Recent Ph.D. Graduates
David E. Merrell earned his Ph.D. in Winter 2013. His dissertation is entitled: Normative Pluralism in Kyrgyzstan: National, Community, and Individual Perspectives. This dissertation traces: 1) how the "Ittipak" Uyghur Society of Kyrgyzstan maintains an Uyghur-based social order on the national level in post-Soviet Kyrgyzstan, 2) how a group of Uyghurs in one community in Northern Kyrgyzstan reject that order, 3) and how one Uyghur Muslim woman seeks to shape the normative order of bride kidnapping in her community.
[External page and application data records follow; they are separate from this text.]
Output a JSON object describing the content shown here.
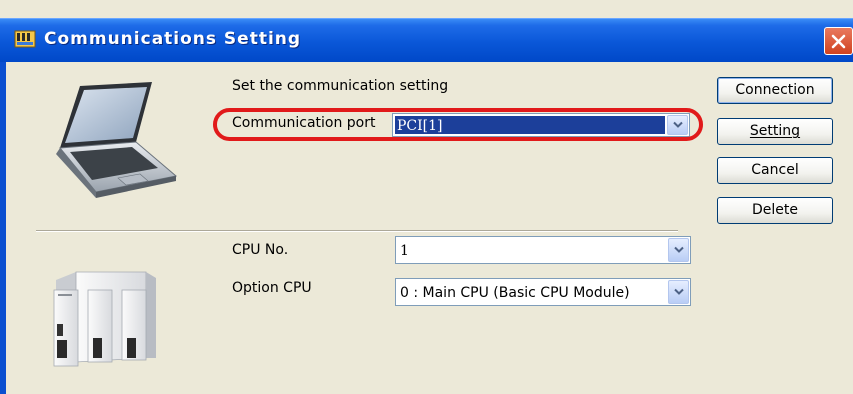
{
  "window": {
    "title": "Communications Setting"
  },
  "pc_section": {
    "heading": "Set the communication setting",
    "port_label": "Communication port",
    "port_value": "PCI[1]"
  },
  "cpu_section": {
    "cpu_no_label": "CPU No.",
    "cpu_no_value": "1",
    "option_label": "Option CPU",
    "option_value": "0 : Main CPU (Basic CPU Module)"
  },
  "buttons": {
    "connection": "Connection",
    "setting": "Setting",
    "cancel": "Cancel",
    "delete": "Delete"
  },
  "icons": {
    "app": "communications-app-icon",
    "close": "close-icon",
    "laptop": "laptop-icon",
    "plc": "plc-rack-icon"
  },
  "colors": {
    "titlebar": "#0a57d8",
    "dialog_bg": "#ece9d8",
    "highlight": "#e11a1a",
    "selection": "#1c3f9a"
  }
}
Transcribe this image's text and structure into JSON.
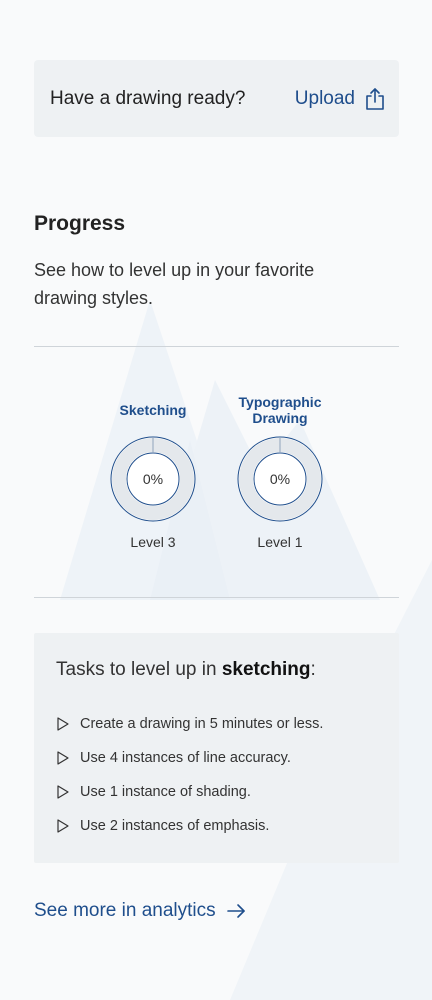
{
  "upload_card": {
    "prompt": "Have a drawing ready?",
    "upload_label": "Upload"
  },
  "progress": {
    "title": "Progress",
    "description": "See how to level up in your favorite drawing styles."
  },
  "skills": [
    {
      "name": "Sketching",
      "percent_label": "0%",
      "level": "Level 3",
      "progress": 0
    },
    {
      "name": "Typographic Drawing",
      "percent_label": "0%",
      "level": "Level 1",
      "progress": 0
    }
  ],
  "tasks": {
    "heading_prefix": "Tasks to level up in ",
    "heading_skill": "sketching",
    "heading_suffix": ":",
    "items": [
      "Create a drawing in 5 minutes or less.",
      "Use 4 instances of line accuracy.",
      "Use 1 instance of shading.",
      "Use 2 instances of emphasis."
    ]
  },
  "footer": {
    "analytics_link": "See more in analytics"
  },
  "colors": {
    "accent": "#1f4e8c",
    "card_bg": "#eef1f3",
    "page_bg": "#f9fafb"
  },
  "icons": {
    "upload": "share-upload-icon",
    "task_bullet": "triangle-play-icon",
    "link_arrow": "arrow-right-icon"
  }
}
Linda Yanti Sulistiawati earned her Ph.D. in Spring 2013. Her dissertation is entitled: REDD+ Issues Influence in Indonesia’s Regulatory Process Case studies: UNREDD Indonesia, REDD Plus Project Indonesia-Norway. This dissertation explains the institutional networking of REDD+ related laws and institutions in Indonesia, as well as how donor funding plays a role in the issues. The dissertation employed empirical research methods, involving 2 case studies of REDD+ donor projects in 5 REDD+ related regulatory agencies in Indonesia--the involvement and ownership of the regulatory agencies were measured as well as the external pressures of donor projects in the case studies.
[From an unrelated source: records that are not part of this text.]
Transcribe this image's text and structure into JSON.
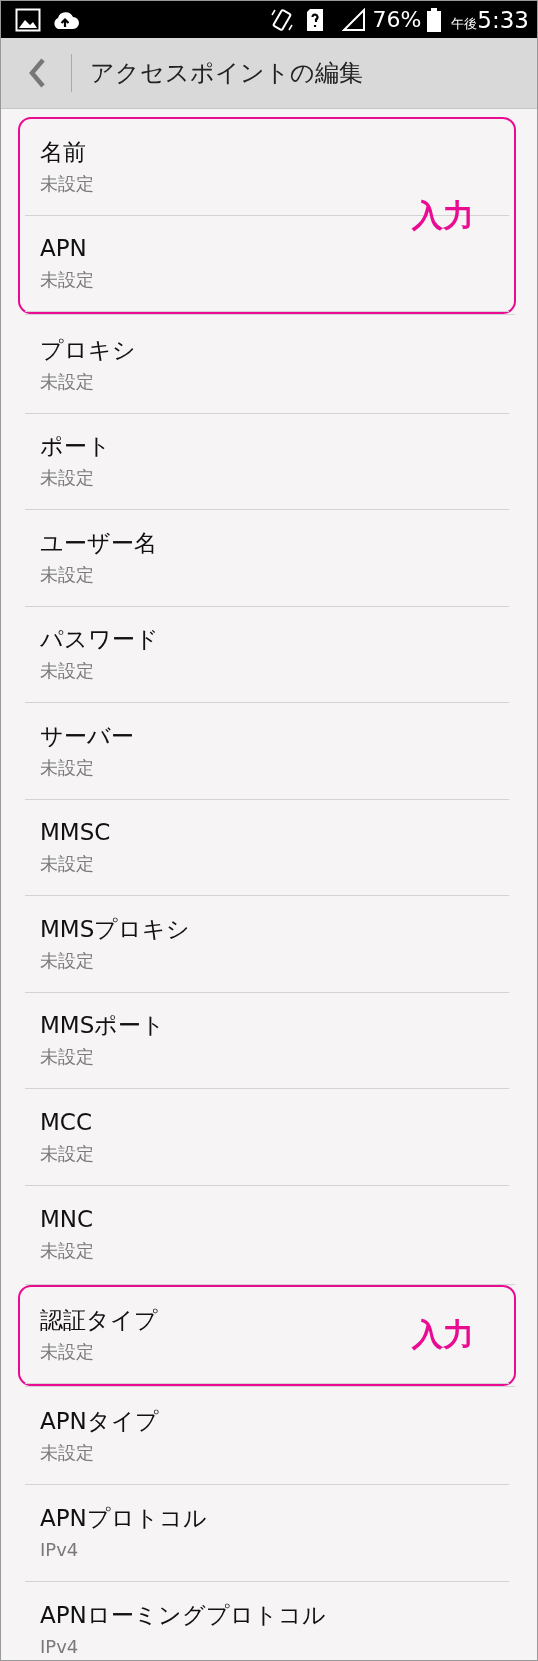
{
  "status_bar": {
    "battery": "76%",
    "time_period": "午後",
    "time": "5:33"
  },
  "header": {
    "title": "アクセスポイントの編集"
  },
  "groups": [
    {
      "highlighted": true,
      "annotation": "入力",
      "items": [
        {
          "title": "名前",
          "value": "未設定"
        },
        {
          "title": "APN",
          "value": "未設定"
        }
      ]
    },
    {
      "highlighted": false,
      "items": [
        {
          "title": "プロキシ",
          "value": "未設定"
        },
        {
          "title": "ポート",
          "value": "未設定"
        },
        {
          "title": "ユーザー名",
          "value": "未設定"
        },
        {
          "title": "パスワード",
          "value": "未設定"
        },
        {
          "title": "サーバー",
          "value": "未設定"
        },
        {
          "title": "MMSC",
          "value": "未設定"
        },
        {
          "title": "MMSプロキシ",
          "value": "未設定"
        },
        {
          "title": "MMSポート",
          "value": "未設定"
        },
        {
          "title": "MCC",
          "value": "未設定"
        },
        {
          "title": "MNC",
          "value": "未設定"
        }
      ]
    },
    {
      "highlighted": true,
      "annotation": "入力",
      "items": [
        {
          "title": "認証タイプ",
          "value": "未設定"
        }
      ]
    },
    {
      "highlighted": false,
      "items": [
        {
          "title": "APNタイプ",
          "value": "未設定"
        },
        {
          "title": "APNプロトコル",
          "value": "IPv4"
        },
        {
          "title": "APNローミングプロトコル",
          "value": "IPv4"
        }
      ]
    }
  ]
}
Tao-Chou (Paul) Chang earned his Ph.D. in Summer 2013. His dissertation is entitled: A Model or a Symbol? Criminal IP Judicial Reforms of Taiwan under U.S. Special 301. His dissertation examines the criminal intellectual property (IP) judicial reforms of Taiwan
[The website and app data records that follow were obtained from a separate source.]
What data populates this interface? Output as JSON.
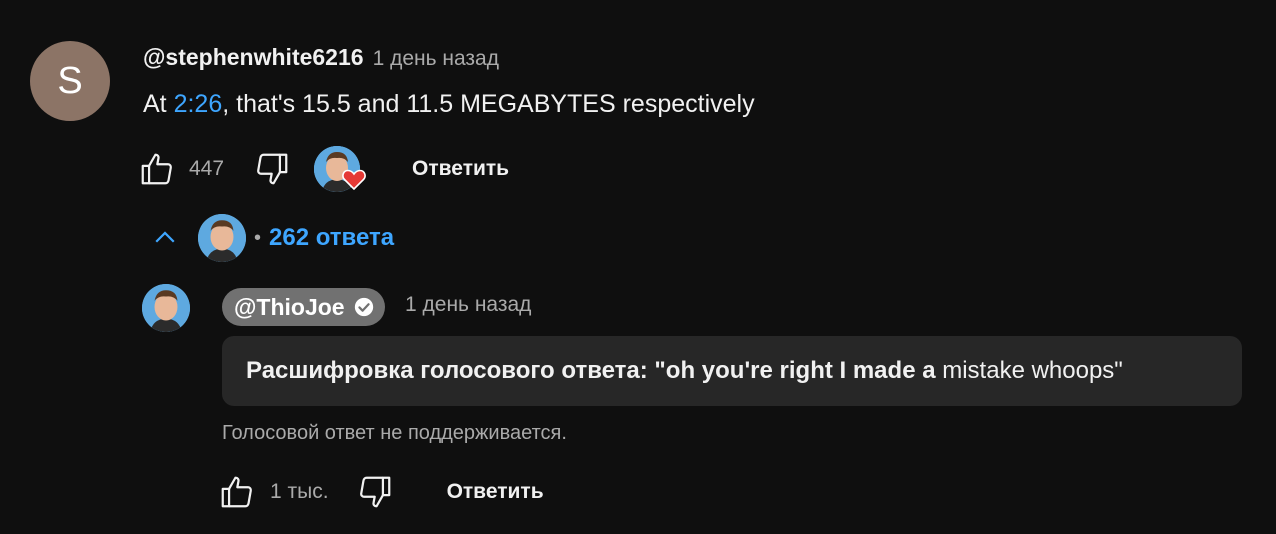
{
  "comment": {
    "avatar_letter": "S",
    "author": "@stephenwhite6216",
    "time": "1 день назад",
    "text_prefix": "At ",
    "timestamp_link": "2:26",
    "text_suffix": ", that's 15.5 and 11.5 MEGABYTES respectively",
    "like_count": "447",
    "reply_label": "Ответить",
    "creator_heart": "heart-icon"
  },
  "replies": {
    "count_label": "262 ответа",
    "separator": "•",
    "expanded": true
  },
  "reply": {
    "author": "@ThioJoe",
    "verified": true,
    "time": "1 день назад",
    "transcript_bold": "Расшифровка голосового ответа: \"oh you're right I made a",
    "transcript_normal": " mistake whoops\"",
    "unsupported_note": "Голосовой ответ не поддерживается.",
    "like_count": "1 тыс.",
    "reply_label": "Ответить"
  },
  "colors": {
    "background": "#0f0f0f",
    "link": "#3ea6ff",
    "secondary_text": "#aaaaaa",
    "heart": "#e53935"
  }
}
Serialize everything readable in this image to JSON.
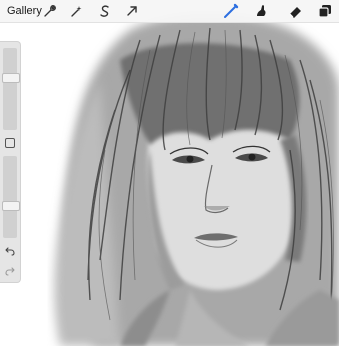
{
  "toolbar": {
    "gallery_label": "Gallery",
    "left_tools": [
      "wrench-icon",
      "magic-wand-icon",
      "selection-s-icon",
      "transform-arrow-icon"
    ],
    "right_tools": [
      "brush-icon",
      "smudge-icon",
      "eraser-icon",
      "layers-icon"
    ],
    "active_tool": "brush-icon",
    "active_color": "#2d6fe0"
  },
  "sidebar": {
    "brush_size_level": 0.15,
    "opacity_level": 0.55,
    "controls": [
      "brush-size-slider",
      "modify-button",
      "opacity-slider",
      "undo-button",
      "redo-button"
    ]
  },
  "canvas": {
    "artwork_description_visible": false
  }
}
under the U.S. Special 301 framework. It found that domestic judges’ lenient sentences for IP infringements were unchanged by the judicial reforms because the increase in judicial independence weakened the impact of the judicial reforms, and local judicial culture reinforced the existing sentencing patterns.